**Source data:**
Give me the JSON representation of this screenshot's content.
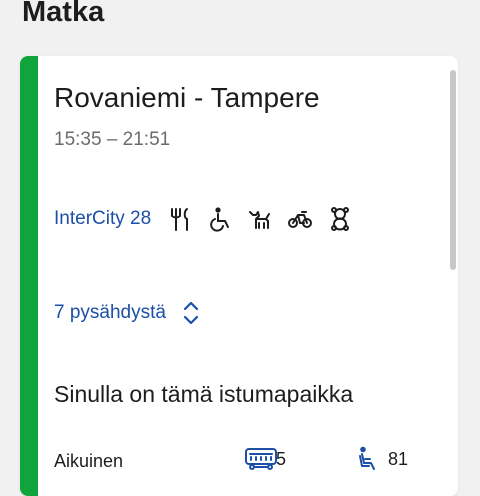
{
  "page": {
    "title": "Matka"
  },
  "journey": {
    "route": "Rovaniemi - Tampere",
    "time": "15:35 – 21:51",
    "accent_color": "#11a33c",
    "train": {
      "name": "InterCity 28",
      "services": [
        "restaurant-icon",
        "wheelchair-icon",
        "pet-icon",
        "bicycle-icon",
        "teddy-bear-icon"
      ]
    },
    "stops": {
      "label": "7 pysähdystä",
      "toggle_icon": "expand-collapse-icon"
    },
    "seat_section": {
      "heading": "Sinulla on tämä istumapaikka",
      "passenger_type": "Aikuinen",
      "wagon": "5",
      "seat": "81",
      "wagon_icon": "train-wagon-icon",
      "seat_icon": "seat-icon"
    }
  },
  "colors": {
    "link": "#1b4fa8",
    "text": "#1d1d1d",
    "muted": "#6b6b6b"
  }
}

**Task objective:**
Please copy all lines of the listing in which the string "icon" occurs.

**Solution to this task:**
        "restaurant-icon",
        "wheelchair-icon",
        "pet-icon",
        "bicycle-icon",
        "teddy-bear-icon"
      "toggle_icon": "expand-collapse-icon"
      "wagon_icon": "train-wagon-icon",
      "seat_icon": "seat-icon"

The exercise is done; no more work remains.